We Have A Vision And A Plan, Why Can’t We Gain Momentum?
I knew the company was struggling the moment the CEO told me his strategic plan was all in his head—and not on paper.
My team had been called in to work with an Australian industrial construction company that was in the realm of $500 million turnover a year. While still not a blue-chip company, it was reasonably complex, with about 700 employees and a large customer base.
Although it was an established company, I had observed there was a tendency to get lost in their own processes and systems. The systems were complex, and even the good systems that were in place were not being followed. The lack of connection to the front line—and lack of transparency—meant that issues were completely out of control by the time they showed up to the executives.
By the time we arrived to assist, the company was in total chaos. It was clear they were on track to lose millions of dollars in this immediate financial cycle. They couldn’t retain their margins in projects, and their operations were out of control. All their senior executives were just putting out fires, day after day.
After only one conversation with the CEO, I realised that, although he was involved in every aspect of the business, he had not shared the information in his head with anyone else. My first task was to pull the executive team together and create a business plan. There was so much change going on in their market we couldn’t even look at doing a longer-term plan.

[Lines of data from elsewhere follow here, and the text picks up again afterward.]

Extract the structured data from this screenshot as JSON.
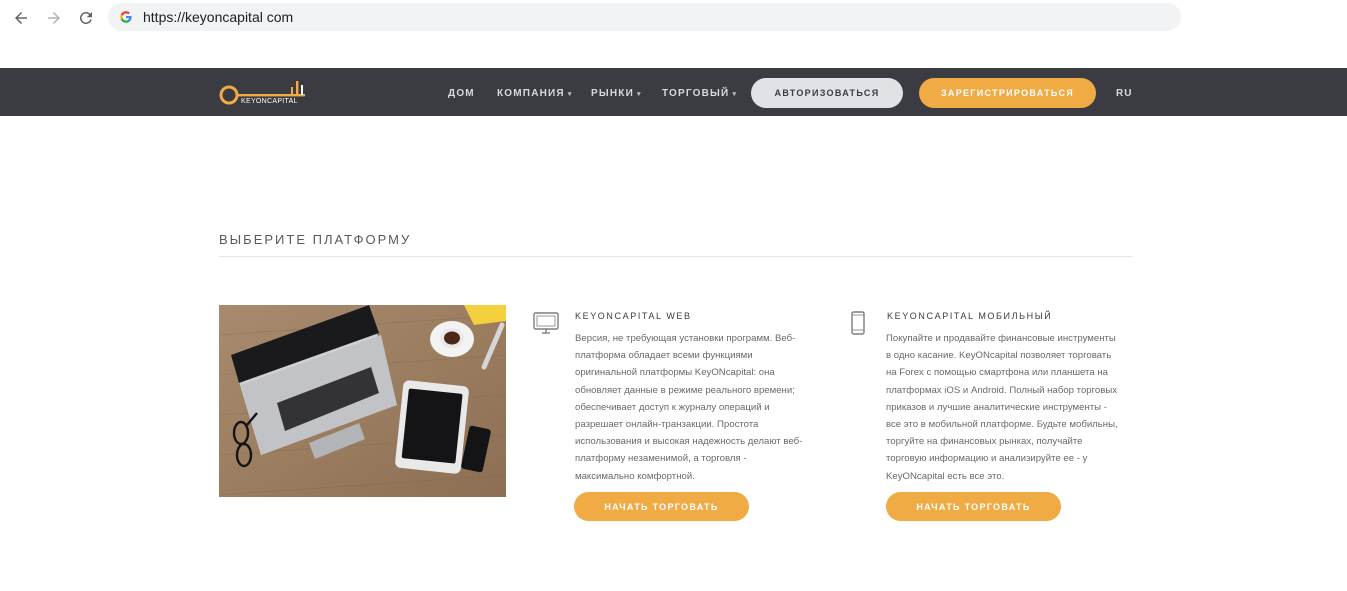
{
  "browser": {
    "url": "https://keyoncapital com",
    "back_icon": "arrow-left-icon",
    "forward_icon": "arrow-right-icon",
    "reload_icon": "reload-icon",
    "site_icon": "google-icon"
  },
  "header": {
    "logo_text": "KEYONCAPITAL",
    "menu": [
      {
        "label": "ДОМ",
        "has_dropdown": false
      },
      {
        "label": "КОМПАНИЯ",
        "has_dropdown": true
      },
      {
        "label": "РЫНКИ",
        "has_dropdown": true
      },
      {
        "label": "ТОРГОВЫЙ",
        "has_dropdown": true
      }
    ],
    "login_label": "АВТОРИЗОВАТЬСЯ",
    "register_label": "ЗАРЕГИСТРИРОВАТЬСЯ",
    "language": "RU",
    "colors": {
      "background": "#3a3c41",
      "accent": "#f0ab45",
      "login_bg": "#e1e2e6"
    }
  },
  "main": {
    "section_title": "ВЫБЕРИТЕ ПЛАТФОРМУ",
    "platforms": [
      {
        "icon": "monitor-icon",
        "title": "KEYONCAPITAL WEB",
        "lines": [
          "Версия, не требующая установки программ. Веб-",
          "платформа обладает всеми функциями",
          "оригинальной платформы KeyONcapital: она",
          "обновляет данные в режиме реального времени;",
          "обеспечивает доступ к журналу операций и",
          "разрешает онлайн-транзакции. Простота",
          "использования и высокая надежность делают веб-",
          "платформу незаменимой, а торговля -",
          "максимально комфортной."
        ],
        "button_label": "НАЧАТЬ ТОРГОВАТЬ"
      },
      {
        "icon": "smartphone-icon",
        "title": "KEYONCAPITAL МОБИЛЬНЫЙ",
        "lines": [
          "Покупайте и продавайте финансовые инструменты",
          "в одно касание. KeyONcapital позволяет торговать",
          "на Forex с помощью смартфона или планшета на",
          "платформах iOS и Android. Полный набор торговых",
          "приказов и лучшие аналитические инструменты -",
          "все это в мобильной платформе. Будьте мобильны,",
          "торгуйте на финансовых рынках, получайте",
          "торговую информацию и анализируйте ее - у",
          "KeyONcapital есть все это."
        ],
        "button_label": "НАЧАТЬ ТОРГОВАТЬ"
      }
    ]
  }
}
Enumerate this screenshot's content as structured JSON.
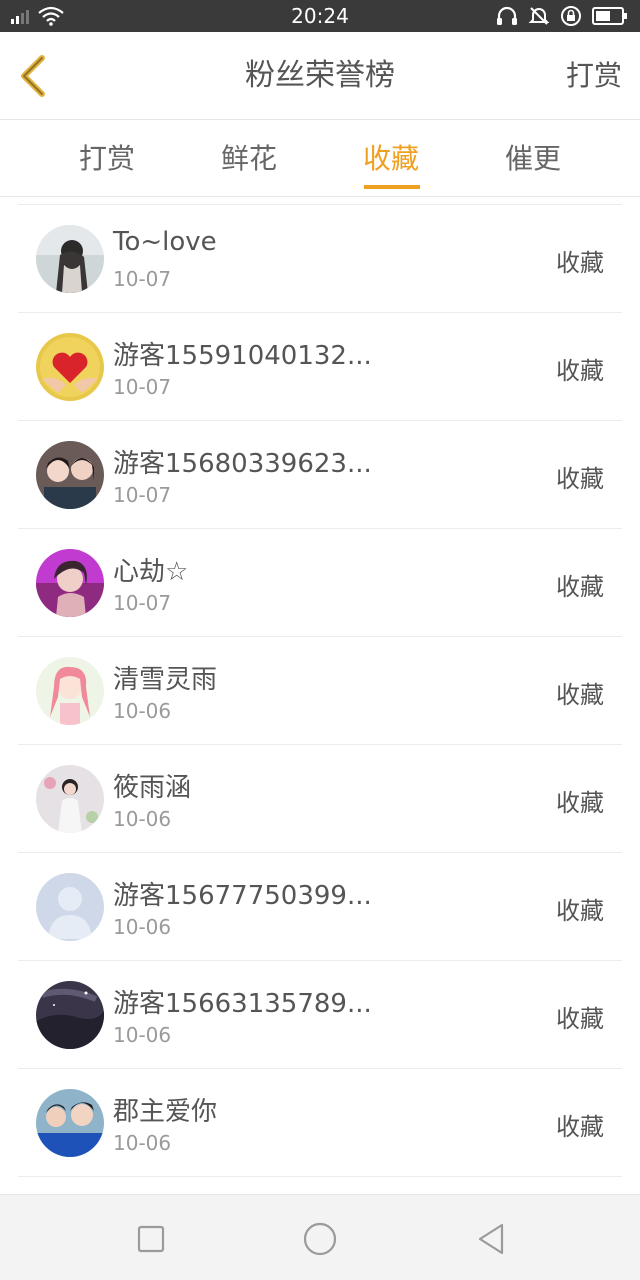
{
  "status": {
    "time": "20:24"
  },
  "header": {
    "title": "粉丝荣誉榜",
    "action_label": "打赏"
  },
  "tabs": [
    {
      "label": "打赏"
    },
    {
      "label": "鲜花"
    },
    {
      "label": "收藏"
    },
    {
      "label": "催更"
    }
  ],
  "active_tab_index": 2,
  "colors": {
    "accent": "#f0a020",
    "text": "#555555",
    "muted": "#9a9a9a"
  },
  "rows": [
    {
      "name": "To~love",
      "date": "10-07",
      "type": "收藏",
      "avatar": "avatar-portrait-dark-icon"
    },
    {
      "name": "游客15591040132...",
      "date": "10-07",
      "type": "收藏",
      "avatar": "avatar-heart-hands-icon"
    },
    {
      "name": "游客15680339623...",
      "date": "10-07",
      "type": "收藏",
      "avatar": "avatar-two-girls-icon"
    },
    {
      "name": "心劫☆",
      "date": "10-07",
      "type": "收藏",
      "avatar": "avatar-pink-portrait-icon"
    },
    {
      "name": "清雪灵雨",
      "date": "10-06",
      "type": "收藏",
      "avatar": "avatar-anime-girl-icon"
    },
    {
      "name": "筱雨涵",
      "date": "10-06",
      "type": "收藏",
      "avatar": "avatar-couple-icon"
    },
    {
      "name": "游客15677750399...",
      "date": "10-06",
      "type": "收藏",
      "avatar": "default-user-avatar-icon"
    },
    {
      "name": "游客15663135789...",
      "date": "10-06",
      "type": "收藏",
      "avatar": "avatar-night-sky-icon"
    },
    {
      "name": "郡主爱你",
      "date": "10-06",
      "type": "收藏",
      "avatar": "avatar-group-photo-icon"
    }
  ],
  "nav": {
    "icons": [
      "square-recents-icon",
      "circle-home-icon",
      "triangle-back-icon"
    ]
  }
}
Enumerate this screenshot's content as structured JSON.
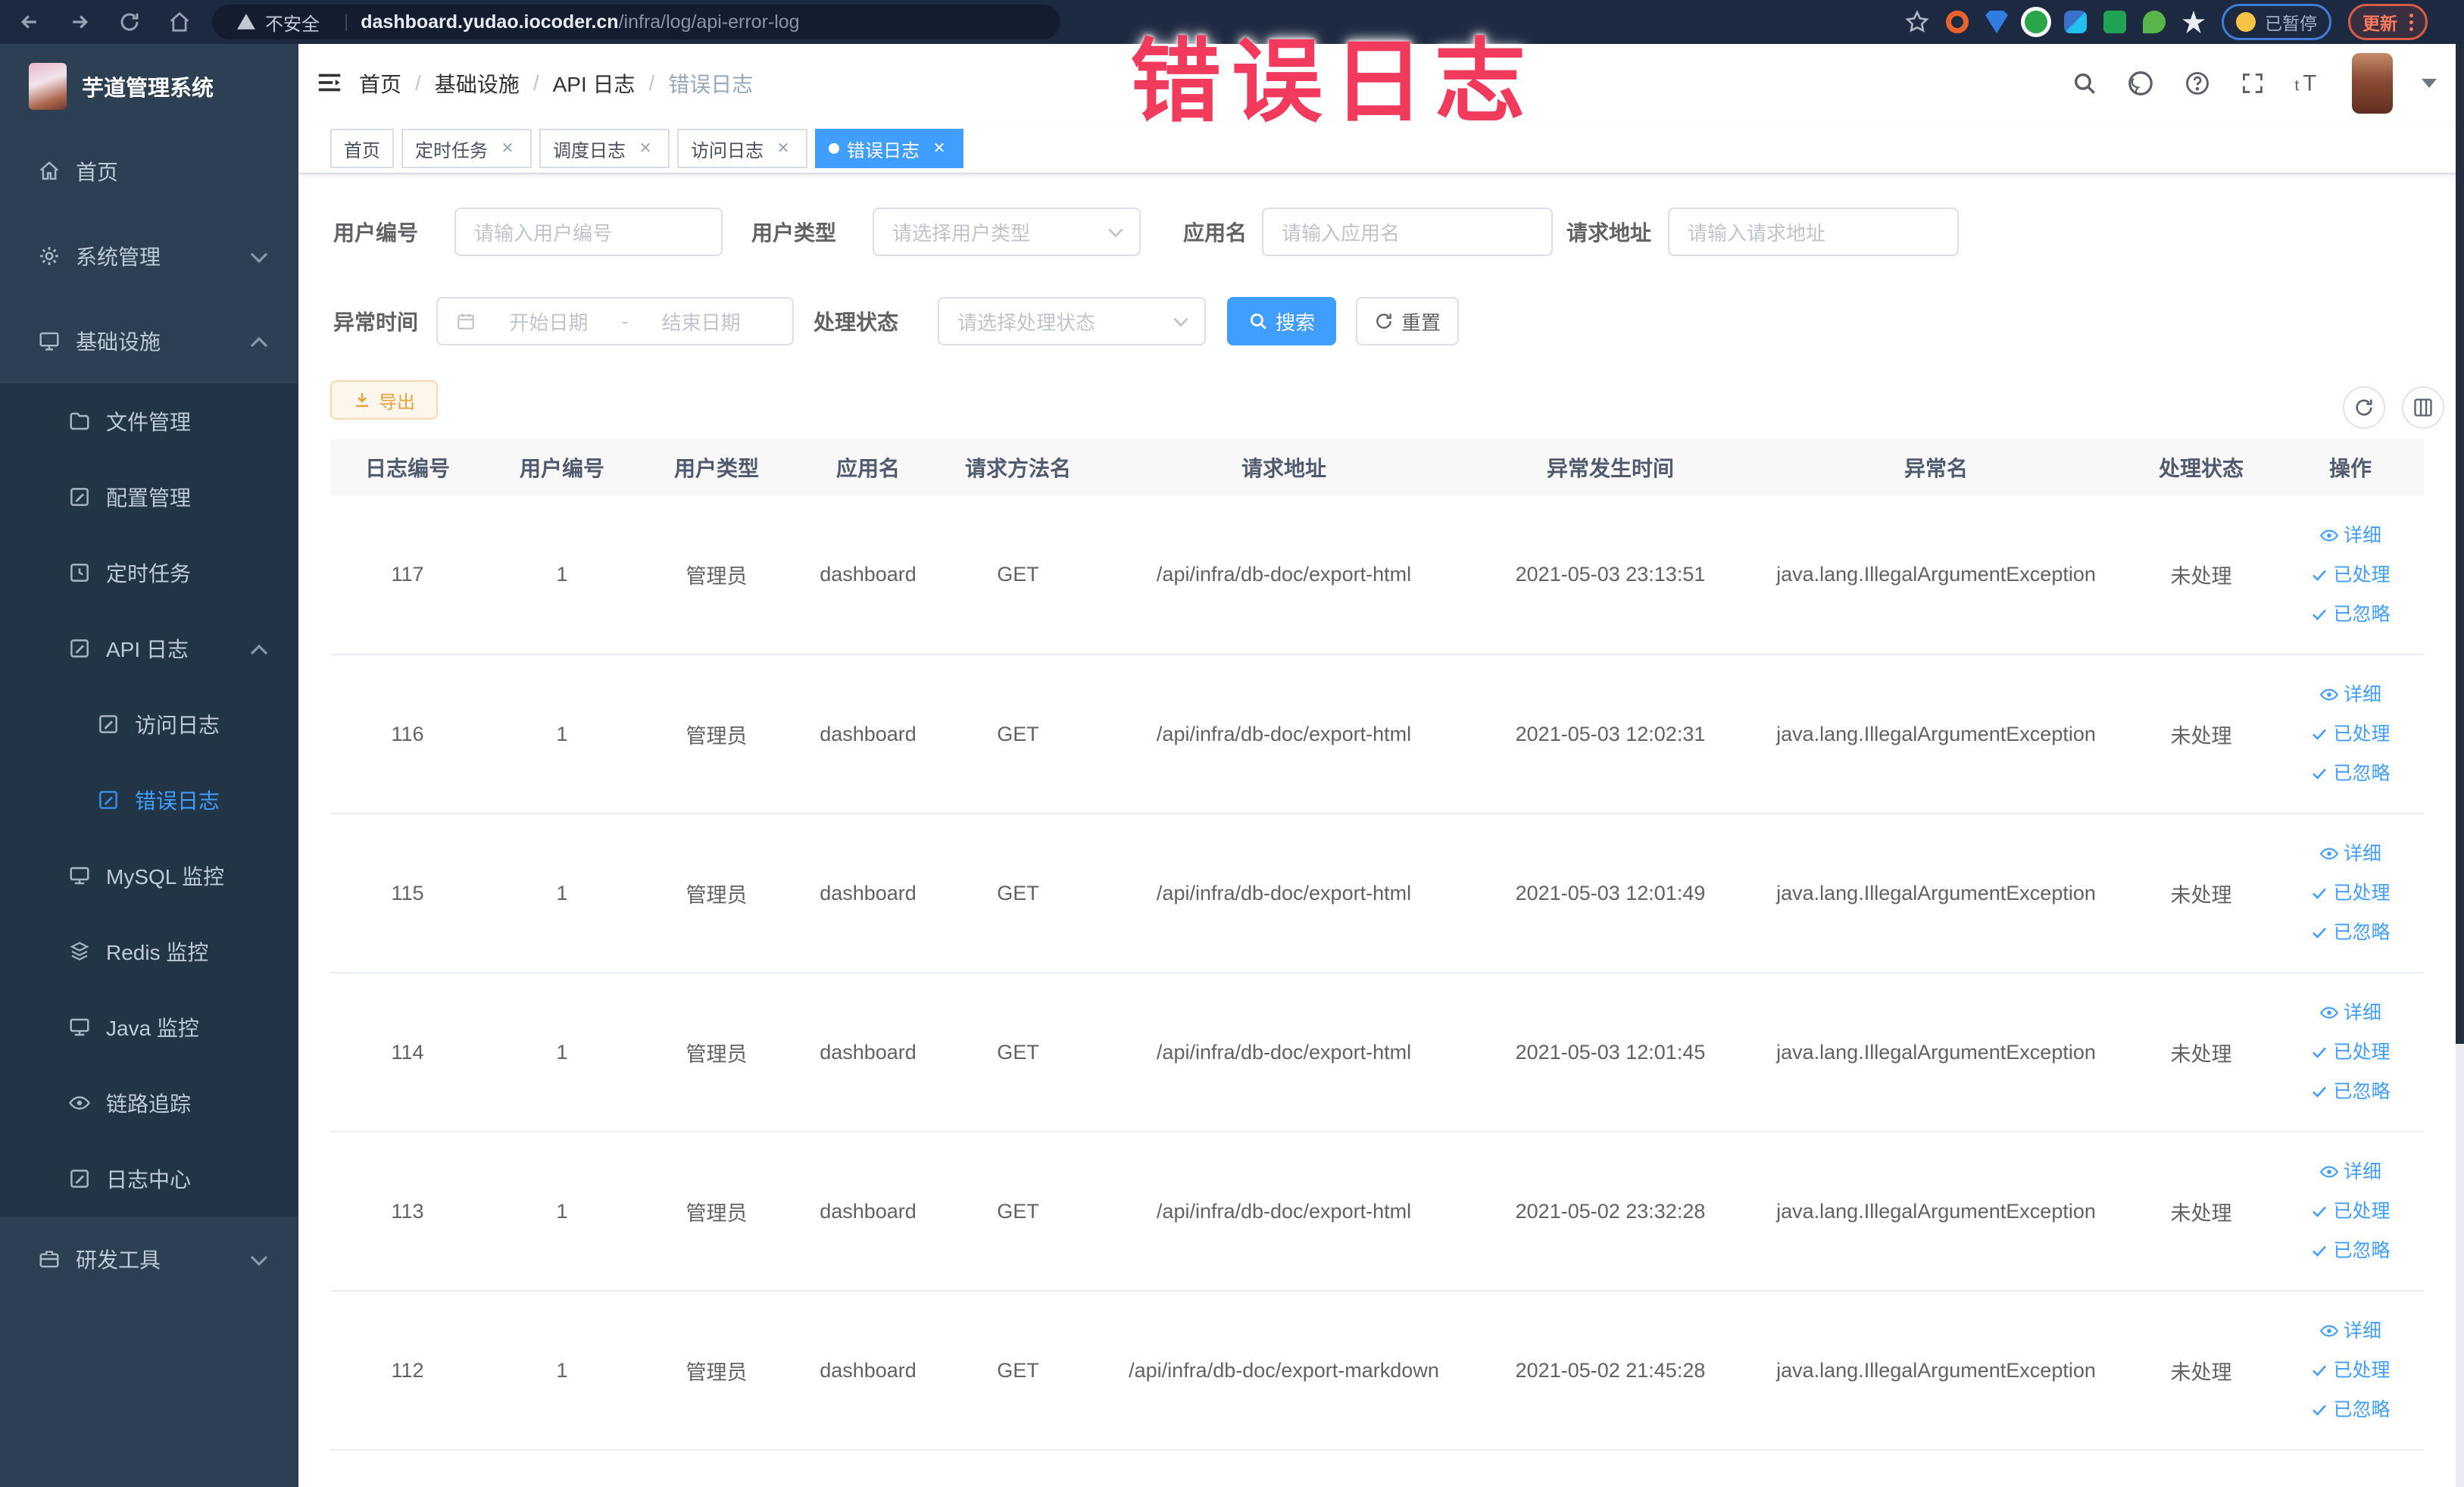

The leadership team were very caught up in day-to-day chaos, and not many of them saw the value in the business discipline that is sitting down and making a plan. Before we did a deep dive into the business to create a plan, I advised the CEO not to waste time doing it if he and the rest of his team were not going see it through in an organised, methodical and disciplined way.
Without a commitment by the executive leadership team to meeting regularly for discussion and planning, hiring professional assistance was going to be a waste of time and money. There was no point getting everyone on board, only to watch as the executive team missed key objectives because they lacked the discipline to rise above the daily noise to deal with them.
There was an agreement to take a methodical approach, and the CEO communicated the plan throughout the business. Unfortunately, after the plan had been established, they didn’t revisit it regularly, and the day-to-day chaos took over once again.
This is a common issue when the team is not driving a business through a solid plan (though it is rare if the plan has been agreed to up front.) Even though a plan needs to be team-driven, the CEO or leader still needs to openly champion the commitment and, in this case, that was missing.
We had also made plans in each division where the rubber hits the road, usually the next step if the executive team requires more support from the teams in the next level of the organisation. This built the same disciplined process into the teams supporting the executives and the CEO.
In this case, the challenge was that these teams also lacked the ability to both create and follow through with a strategic plan. While they at least realised what they needed to do, following through effectively with plans was not a process that had been driven from the top. The teams were not set up for success.
As they were a complex industrial construction business with very immediate and dynamic daily challenges, this lack of discipline and control led to significant losses. Projects were rushed at the contract negotiation phase meaning the organisation sometimes signed up to projects they shouldn’t have done.
Then, the projects themselves were poorly executed, they ran late, and over budget. The mindset throughout all levels of the company was very much one of, ‘let’s just get this problem project out of the way and then we’ll be alright.’ Project after project turned bad, and, as a result, they were always in a state of chaos.
You may think this sounds dramatic and surely nothing like your company, but I will tell you, this is not an unusual thing. In fact, it’s quite common. This company is just one example of many I see that have experienced substantial losses. This organisation stands to lose multiple millions this year alone as a result of not being disciplined about the way they go about their business.
Strategic plans are not just required for growth. This example is an established business, with high sales growth but very little discipline in implementation of their processes. With no plan for people to work to and no clear approach for execution, they are just putting out fires, and they will keep putting out fires because they can’t see the next one coming. This means they don’t benefit from all the great sales activity, as even with growth there is no profit, which of course is not sustainable.
If you struggle to draw a clear vision that everyone can follow, especially when you understand the business inside and out, don’t worry, you’re not alone! It’s tough. You don’t have to just get the immediate management team on board, you have to get the rest of the organisation on the journey also—and that can be anywhere from 100 up to thousands of people. They all need to hear a story that is clear enough, that they can follow and that makes sense to them individually.